- It will contain, among other data, the ABS tree and the pacman cache. Retaining these packages is helpful in case a package upgrade causes instability, requiring a downgrade to an older, archived package. The pacman cache in particular will grow as the system is expanded and updated, but it can be safely cleared if space becomes an issue. 8–12 GB on a desktop system should be sufficient for
/var, depending on how much software will be installed.
- /home - [varies]
- It is typically where user data, downloads, and multimedia reside. On a desktop system,
/homeis typically the largest filesystem on the drive by a large margin.
- swap - [varies]
- Historically, the general rule for swap partition size was to allocate twice the amount of physical RAM. As computers have gained ever larger memory capacities, this rule is outdated. For example, on average desktop machines with up to 512MB RAM, the 2x rule is usually adequate; if a sufficient amount of RAM (more than 1024MB) is available, it may be possible to have a smaller swap partition. See Suspend and hibernate to hibernate into a swap partition or file.
- /data - [varies]
- One can consider mounting a "data" partition to cover various files to be shared by all users. Using the
/homepartition for this purpose is fine as well.
- fdisk — Terminal partitioning tools included in Linux.
- cfdisk — Terminal partitioning tool written with ncurses libraries.
- sfdisk — Scriptable version of fdisk.
- cgdisk — GPT version of cfdisk.
- sgdisk — Scriptable version of gdisk.
- GNU Parted — Terminal partitioning tool.
- GParted — Graphical tool written in GTK.
- Partitionmanager — Graphical tool written in Qt.
This table will help you to choose utility for your needs:
| fdisk |
|Pseudo-graphics||cfdisk|| cfdisk |
| sfdisk |
| GParted |
Proper partition alignment is essential for optimal performance and longevity. This is due to the block nature of every I/O operation on the hardware level as well as file system level. The key to alignment is partitioning to (at least) the given block size, which depends on the used hardware. If the partitions are not aligned to begin at multiples of the block size, aligning the file system is a pointless exercise because everything is skewed by the start offset of the partition.

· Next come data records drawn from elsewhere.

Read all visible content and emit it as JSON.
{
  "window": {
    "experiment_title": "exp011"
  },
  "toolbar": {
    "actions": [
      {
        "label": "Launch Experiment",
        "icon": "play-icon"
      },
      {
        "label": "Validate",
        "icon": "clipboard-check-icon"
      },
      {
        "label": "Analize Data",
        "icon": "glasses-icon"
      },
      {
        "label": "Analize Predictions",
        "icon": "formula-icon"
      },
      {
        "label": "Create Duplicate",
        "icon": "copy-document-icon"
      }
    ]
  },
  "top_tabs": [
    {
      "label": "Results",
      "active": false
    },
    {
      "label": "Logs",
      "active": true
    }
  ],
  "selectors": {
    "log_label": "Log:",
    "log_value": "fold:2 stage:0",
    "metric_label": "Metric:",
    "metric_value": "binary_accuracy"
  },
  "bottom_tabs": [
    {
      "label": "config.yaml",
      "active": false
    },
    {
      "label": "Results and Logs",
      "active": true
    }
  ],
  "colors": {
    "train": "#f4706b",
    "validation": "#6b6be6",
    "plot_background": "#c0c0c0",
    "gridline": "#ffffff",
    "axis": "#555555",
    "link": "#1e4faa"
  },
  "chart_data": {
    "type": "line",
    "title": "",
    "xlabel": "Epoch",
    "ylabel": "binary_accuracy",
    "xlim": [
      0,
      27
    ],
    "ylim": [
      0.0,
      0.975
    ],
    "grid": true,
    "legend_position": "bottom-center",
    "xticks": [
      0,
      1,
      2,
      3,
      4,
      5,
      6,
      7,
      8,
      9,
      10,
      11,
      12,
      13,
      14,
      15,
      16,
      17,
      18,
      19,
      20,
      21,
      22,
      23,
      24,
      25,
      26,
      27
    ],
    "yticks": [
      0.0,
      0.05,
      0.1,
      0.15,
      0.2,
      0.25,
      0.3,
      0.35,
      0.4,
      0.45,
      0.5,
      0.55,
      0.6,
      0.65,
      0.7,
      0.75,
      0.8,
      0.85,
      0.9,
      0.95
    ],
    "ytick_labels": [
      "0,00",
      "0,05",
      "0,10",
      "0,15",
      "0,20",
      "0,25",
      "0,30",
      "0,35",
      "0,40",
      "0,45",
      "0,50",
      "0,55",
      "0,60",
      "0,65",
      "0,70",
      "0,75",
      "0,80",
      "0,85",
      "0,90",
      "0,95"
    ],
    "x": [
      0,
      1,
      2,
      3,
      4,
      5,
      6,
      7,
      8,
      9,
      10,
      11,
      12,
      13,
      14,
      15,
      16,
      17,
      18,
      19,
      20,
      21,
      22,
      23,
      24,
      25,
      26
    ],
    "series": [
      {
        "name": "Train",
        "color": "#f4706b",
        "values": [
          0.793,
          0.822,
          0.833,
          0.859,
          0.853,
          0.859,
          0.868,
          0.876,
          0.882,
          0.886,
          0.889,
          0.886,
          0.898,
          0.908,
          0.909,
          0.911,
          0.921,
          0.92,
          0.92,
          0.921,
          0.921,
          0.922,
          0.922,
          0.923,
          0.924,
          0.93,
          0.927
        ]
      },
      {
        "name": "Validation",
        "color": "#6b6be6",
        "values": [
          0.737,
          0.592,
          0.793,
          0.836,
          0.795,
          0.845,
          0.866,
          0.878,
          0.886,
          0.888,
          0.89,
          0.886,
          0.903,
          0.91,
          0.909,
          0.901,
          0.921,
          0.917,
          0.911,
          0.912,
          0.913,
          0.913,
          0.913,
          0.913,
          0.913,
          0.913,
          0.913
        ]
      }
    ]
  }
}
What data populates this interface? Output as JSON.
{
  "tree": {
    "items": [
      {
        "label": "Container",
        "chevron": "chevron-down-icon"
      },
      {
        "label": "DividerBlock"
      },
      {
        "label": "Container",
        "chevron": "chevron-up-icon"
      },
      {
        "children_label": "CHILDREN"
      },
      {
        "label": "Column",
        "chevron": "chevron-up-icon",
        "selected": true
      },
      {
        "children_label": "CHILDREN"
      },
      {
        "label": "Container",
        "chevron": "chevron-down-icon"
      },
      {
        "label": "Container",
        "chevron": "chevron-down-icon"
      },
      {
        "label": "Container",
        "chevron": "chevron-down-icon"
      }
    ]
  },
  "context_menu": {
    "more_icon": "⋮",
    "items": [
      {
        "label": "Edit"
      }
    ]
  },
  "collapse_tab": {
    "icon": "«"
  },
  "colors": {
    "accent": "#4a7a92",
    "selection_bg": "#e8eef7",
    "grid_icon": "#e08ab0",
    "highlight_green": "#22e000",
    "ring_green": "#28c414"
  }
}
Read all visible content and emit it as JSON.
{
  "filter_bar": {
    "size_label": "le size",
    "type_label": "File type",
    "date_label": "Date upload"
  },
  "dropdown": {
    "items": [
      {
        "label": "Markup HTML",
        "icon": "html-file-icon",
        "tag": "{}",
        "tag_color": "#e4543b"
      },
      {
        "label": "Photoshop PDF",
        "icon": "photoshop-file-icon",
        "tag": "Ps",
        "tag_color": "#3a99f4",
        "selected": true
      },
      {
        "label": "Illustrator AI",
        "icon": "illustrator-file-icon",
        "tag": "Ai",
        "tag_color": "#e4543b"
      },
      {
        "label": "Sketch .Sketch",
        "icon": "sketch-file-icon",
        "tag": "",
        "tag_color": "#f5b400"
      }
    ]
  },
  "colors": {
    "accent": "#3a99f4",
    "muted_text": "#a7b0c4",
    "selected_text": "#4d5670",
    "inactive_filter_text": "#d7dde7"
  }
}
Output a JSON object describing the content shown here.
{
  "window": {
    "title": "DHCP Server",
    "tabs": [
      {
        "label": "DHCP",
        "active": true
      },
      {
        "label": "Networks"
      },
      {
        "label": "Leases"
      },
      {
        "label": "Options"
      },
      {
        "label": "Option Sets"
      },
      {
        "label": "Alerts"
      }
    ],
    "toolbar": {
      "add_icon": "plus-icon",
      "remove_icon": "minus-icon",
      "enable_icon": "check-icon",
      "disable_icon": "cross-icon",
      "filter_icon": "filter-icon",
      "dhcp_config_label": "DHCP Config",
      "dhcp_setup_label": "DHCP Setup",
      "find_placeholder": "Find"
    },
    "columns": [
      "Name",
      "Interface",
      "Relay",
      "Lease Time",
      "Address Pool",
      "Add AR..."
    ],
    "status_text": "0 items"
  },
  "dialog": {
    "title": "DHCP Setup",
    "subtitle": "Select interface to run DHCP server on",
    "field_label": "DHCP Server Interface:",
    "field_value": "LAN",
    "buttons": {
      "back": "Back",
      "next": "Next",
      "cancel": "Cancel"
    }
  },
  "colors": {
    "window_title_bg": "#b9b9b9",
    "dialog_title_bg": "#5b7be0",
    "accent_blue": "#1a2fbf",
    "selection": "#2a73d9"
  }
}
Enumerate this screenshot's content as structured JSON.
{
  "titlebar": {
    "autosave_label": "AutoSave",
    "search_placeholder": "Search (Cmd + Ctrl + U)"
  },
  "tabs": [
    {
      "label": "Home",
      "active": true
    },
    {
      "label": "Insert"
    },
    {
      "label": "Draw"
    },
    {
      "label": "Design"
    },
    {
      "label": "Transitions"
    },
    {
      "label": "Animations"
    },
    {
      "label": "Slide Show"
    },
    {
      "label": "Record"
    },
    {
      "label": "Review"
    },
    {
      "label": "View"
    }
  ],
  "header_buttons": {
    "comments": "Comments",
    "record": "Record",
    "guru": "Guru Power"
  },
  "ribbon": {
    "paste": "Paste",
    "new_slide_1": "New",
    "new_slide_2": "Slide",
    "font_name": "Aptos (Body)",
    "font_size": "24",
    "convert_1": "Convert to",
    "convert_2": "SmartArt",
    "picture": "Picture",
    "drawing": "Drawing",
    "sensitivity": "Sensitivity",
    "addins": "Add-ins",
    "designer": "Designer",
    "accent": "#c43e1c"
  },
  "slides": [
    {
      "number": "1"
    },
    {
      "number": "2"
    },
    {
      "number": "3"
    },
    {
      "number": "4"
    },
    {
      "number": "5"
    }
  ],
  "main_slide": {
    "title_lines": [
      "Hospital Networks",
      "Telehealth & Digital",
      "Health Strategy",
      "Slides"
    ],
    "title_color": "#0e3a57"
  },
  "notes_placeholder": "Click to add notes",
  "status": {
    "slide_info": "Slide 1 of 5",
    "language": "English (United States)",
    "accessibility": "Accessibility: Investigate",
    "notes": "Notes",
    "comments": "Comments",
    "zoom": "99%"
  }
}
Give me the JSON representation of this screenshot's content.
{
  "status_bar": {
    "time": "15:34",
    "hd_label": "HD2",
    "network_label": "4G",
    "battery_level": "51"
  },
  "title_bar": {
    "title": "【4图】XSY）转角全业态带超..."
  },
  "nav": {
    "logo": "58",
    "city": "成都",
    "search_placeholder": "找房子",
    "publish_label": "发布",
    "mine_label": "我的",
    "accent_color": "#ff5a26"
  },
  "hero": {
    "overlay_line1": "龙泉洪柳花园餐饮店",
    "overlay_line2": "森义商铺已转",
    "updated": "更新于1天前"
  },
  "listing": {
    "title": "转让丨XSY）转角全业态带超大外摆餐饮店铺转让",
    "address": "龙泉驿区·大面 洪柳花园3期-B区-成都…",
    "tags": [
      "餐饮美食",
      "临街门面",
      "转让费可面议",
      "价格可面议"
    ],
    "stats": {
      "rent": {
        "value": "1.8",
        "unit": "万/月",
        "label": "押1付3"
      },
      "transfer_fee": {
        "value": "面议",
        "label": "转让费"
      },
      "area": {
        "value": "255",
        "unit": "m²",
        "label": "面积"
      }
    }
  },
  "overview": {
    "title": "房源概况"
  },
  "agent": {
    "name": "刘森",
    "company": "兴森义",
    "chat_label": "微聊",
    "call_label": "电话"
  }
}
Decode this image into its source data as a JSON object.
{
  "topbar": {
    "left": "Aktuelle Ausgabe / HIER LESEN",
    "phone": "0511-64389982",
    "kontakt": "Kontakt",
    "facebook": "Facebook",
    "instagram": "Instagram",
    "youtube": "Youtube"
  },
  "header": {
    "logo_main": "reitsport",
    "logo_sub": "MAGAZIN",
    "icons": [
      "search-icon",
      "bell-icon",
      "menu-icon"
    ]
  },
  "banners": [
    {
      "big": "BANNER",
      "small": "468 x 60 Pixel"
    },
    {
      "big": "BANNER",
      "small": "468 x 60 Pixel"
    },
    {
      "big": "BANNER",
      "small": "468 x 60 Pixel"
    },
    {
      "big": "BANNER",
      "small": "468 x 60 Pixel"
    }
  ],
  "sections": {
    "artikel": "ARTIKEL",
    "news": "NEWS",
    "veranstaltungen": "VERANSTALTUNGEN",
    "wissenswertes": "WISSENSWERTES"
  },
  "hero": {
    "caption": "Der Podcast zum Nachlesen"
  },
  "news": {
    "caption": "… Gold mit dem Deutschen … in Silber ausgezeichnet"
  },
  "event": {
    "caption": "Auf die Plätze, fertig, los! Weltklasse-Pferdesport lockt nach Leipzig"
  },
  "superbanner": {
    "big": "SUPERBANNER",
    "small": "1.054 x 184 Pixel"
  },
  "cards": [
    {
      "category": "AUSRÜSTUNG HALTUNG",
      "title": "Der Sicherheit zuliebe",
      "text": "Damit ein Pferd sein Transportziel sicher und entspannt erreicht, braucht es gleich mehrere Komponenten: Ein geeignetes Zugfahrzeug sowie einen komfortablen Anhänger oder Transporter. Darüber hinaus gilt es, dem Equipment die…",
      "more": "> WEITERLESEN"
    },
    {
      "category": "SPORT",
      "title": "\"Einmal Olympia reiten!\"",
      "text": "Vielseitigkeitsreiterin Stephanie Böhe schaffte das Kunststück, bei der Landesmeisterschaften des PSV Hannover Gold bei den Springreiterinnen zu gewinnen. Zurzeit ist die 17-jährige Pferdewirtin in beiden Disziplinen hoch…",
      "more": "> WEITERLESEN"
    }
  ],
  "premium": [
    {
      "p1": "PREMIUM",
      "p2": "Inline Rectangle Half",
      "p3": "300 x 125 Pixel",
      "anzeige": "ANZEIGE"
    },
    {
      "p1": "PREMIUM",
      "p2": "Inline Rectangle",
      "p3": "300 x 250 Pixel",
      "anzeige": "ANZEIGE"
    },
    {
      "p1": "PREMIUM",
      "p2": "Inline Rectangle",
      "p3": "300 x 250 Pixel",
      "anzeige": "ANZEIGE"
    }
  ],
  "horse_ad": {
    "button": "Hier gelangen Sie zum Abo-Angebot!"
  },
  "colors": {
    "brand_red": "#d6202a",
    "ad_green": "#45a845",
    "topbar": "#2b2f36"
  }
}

Hard disk drives
Historically, hard drives were addressed by indicating the cylinder, the head, and the sector at which data was to be read or written (also known as CHS addressing). These represented the radial position (cylinder), the axial position (drive head: platter and side), and the azimuth (sector) of the data respectively. Nowadays, with logical block addressing, the entire hard drive is addressed as one continuous stream of data and the term sector designates the smallest addressable unit.
The standard sector size is 512B, but modern high-capacity hard drives use greater value, commonly 4KiB. Using values greater than 512B is referred to as the Advanced Format.
Solid state drives
Solid state drives are based on flash memory, and thus differ significantly from hard drives. While reading remains possible in a random access fashion, erasure (hence rewriting and random writing) is possible only by whole blocks. Additionally, the erase block size (EBS) are significantly greater than regular block size, for example 128KiB vs. 4KiB, so it is necessary to align to multiples of EBS. Some NVMe drives should be aligned to 4KiB, but not all. To find the sector size of your SSD, see Advanced Format#How to determine if HDD employ a 4k sector.
In the past, proper alignment required manual calculation and intervention when partitioning. Many of the common partition tools now handle partition alignment automatically:
On an already partitioned disk, you can use parted to verify the alignment of a partition on a device. For instance, to verify alignment of partition 1 on
# parted /dev/sda (parted) align-check optimal 1 1 aligned
- Wikipedia:Disk partitioning
- Wikipedia:Binary prefix
- Understanding Disk Drive Terminology
- What is a Master Boot Record (MBR)?
- Rod Smith's page on What's a GPT? and Booting OSes from GPT
- Make the most of large drives with GPT and Linux - IBM Developer Works
- Microsoft's Windows and GPT FAQ
- Partition Alignment (with examples)